Task description: From the listing below, extract every line in which the word "title" appears.

● ● ● ● ●

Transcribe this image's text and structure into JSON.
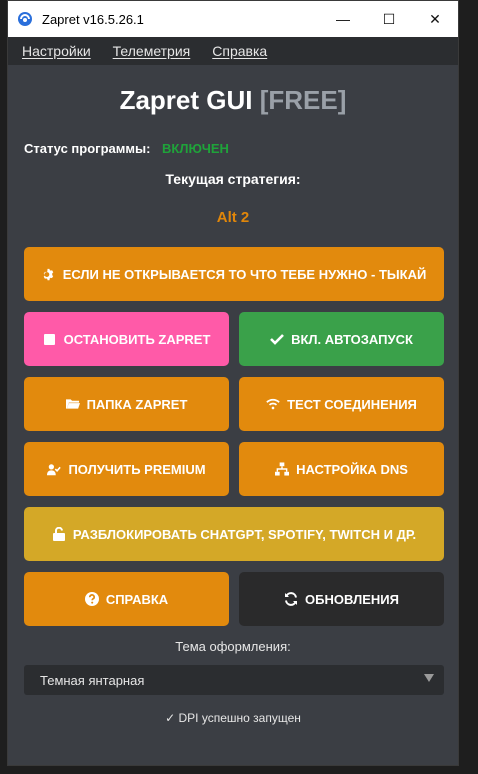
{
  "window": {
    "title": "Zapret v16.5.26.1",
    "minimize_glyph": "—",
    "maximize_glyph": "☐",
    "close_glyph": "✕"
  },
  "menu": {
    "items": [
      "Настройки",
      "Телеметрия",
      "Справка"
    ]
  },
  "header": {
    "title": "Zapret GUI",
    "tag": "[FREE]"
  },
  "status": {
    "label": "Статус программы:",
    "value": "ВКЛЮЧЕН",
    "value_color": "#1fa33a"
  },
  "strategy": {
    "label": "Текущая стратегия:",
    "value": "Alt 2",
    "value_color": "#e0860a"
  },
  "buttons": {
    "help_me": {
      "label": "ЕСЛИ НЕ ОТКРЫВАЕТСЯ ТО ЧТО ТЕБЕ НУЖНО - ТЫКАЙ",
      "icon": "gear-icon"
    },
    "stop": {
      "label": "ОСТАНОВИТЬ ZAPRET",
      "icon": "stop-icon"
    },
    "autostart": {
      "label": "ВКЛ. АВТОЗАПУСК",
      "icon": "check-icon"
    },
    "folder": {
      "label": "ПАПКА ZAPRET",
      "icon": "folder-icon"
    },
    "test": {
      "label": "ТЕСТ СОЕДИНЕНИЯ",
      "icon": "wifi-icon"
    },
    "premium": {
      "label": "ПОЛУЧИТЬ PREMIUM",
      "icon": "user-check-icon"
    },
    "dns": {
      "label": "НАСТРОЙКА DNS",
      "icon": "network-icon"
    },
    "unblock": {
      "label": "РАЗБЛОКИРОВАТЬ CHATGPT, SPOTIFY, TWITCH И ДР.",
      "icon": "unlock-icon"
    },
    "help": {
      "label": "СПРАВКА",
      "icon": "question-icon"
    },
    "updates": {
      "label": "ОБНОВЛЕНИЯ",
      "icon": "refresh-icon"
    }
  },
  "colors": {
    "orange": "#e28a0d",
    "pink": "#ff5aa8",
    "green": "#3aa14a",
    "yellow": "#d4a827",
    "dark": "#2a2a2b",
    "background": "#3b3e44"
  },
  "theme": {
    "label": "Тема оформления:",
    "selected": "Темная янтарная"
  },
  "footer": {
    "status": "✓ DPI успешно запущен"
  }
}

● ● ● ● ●

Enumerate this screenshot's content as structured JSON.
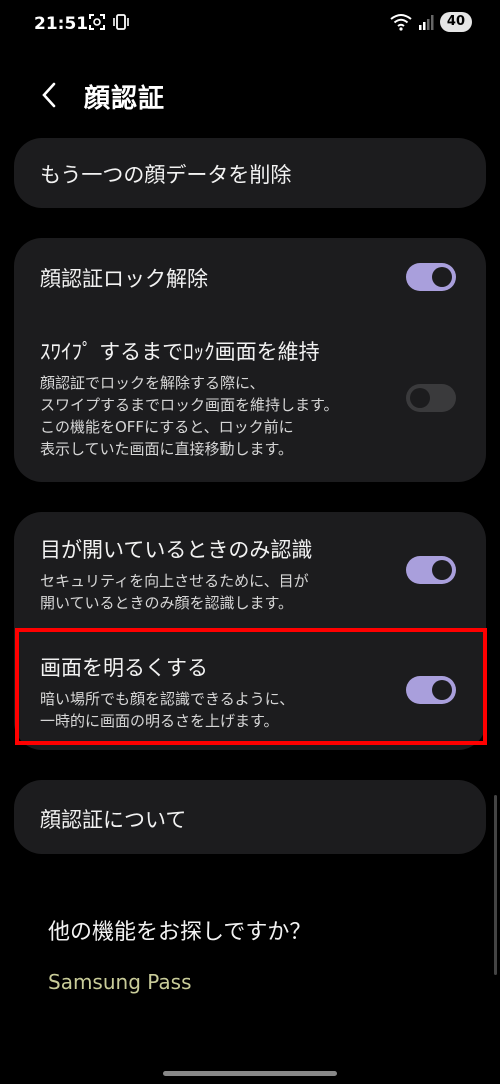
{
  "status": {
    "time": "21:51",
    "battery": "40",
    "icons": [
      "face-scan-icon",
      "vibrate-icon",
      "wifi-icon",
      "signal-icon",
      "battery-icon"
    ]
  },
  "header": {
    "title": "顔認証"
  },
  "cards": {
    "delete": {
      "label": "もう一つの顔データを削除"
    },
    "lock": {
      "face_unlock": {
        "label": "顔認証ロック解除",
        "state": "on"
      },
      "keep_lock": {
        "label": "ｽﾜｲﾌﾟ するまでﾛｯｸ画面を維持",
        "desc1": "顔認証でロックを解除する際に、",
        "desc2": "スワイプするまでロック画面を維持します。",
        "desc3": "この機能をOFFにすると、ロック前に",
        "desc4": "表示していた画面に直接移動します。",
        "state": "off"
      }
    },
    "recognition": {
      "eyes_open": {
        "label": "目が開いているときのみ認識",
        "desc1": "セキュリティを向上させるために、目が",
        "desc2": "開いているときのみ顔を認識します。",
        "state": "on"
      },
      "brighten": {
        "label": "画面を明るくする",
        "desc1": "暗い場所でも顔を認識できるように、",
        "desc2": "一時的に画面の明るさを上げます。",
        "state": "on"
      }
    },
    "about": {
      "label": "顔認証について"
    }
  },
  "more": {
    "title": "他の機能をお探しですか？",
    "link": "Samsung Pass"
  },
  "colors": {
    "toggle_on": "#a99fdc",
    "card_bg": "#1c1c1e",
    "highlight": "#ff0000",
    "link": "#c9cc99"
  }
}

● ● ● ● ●

Written reply:
    "title": "Zapret v16.5.26.1",
    "title": "Zapret GUI",
    "title": "顔認証"
    "title": "他の機能をお探しですか？",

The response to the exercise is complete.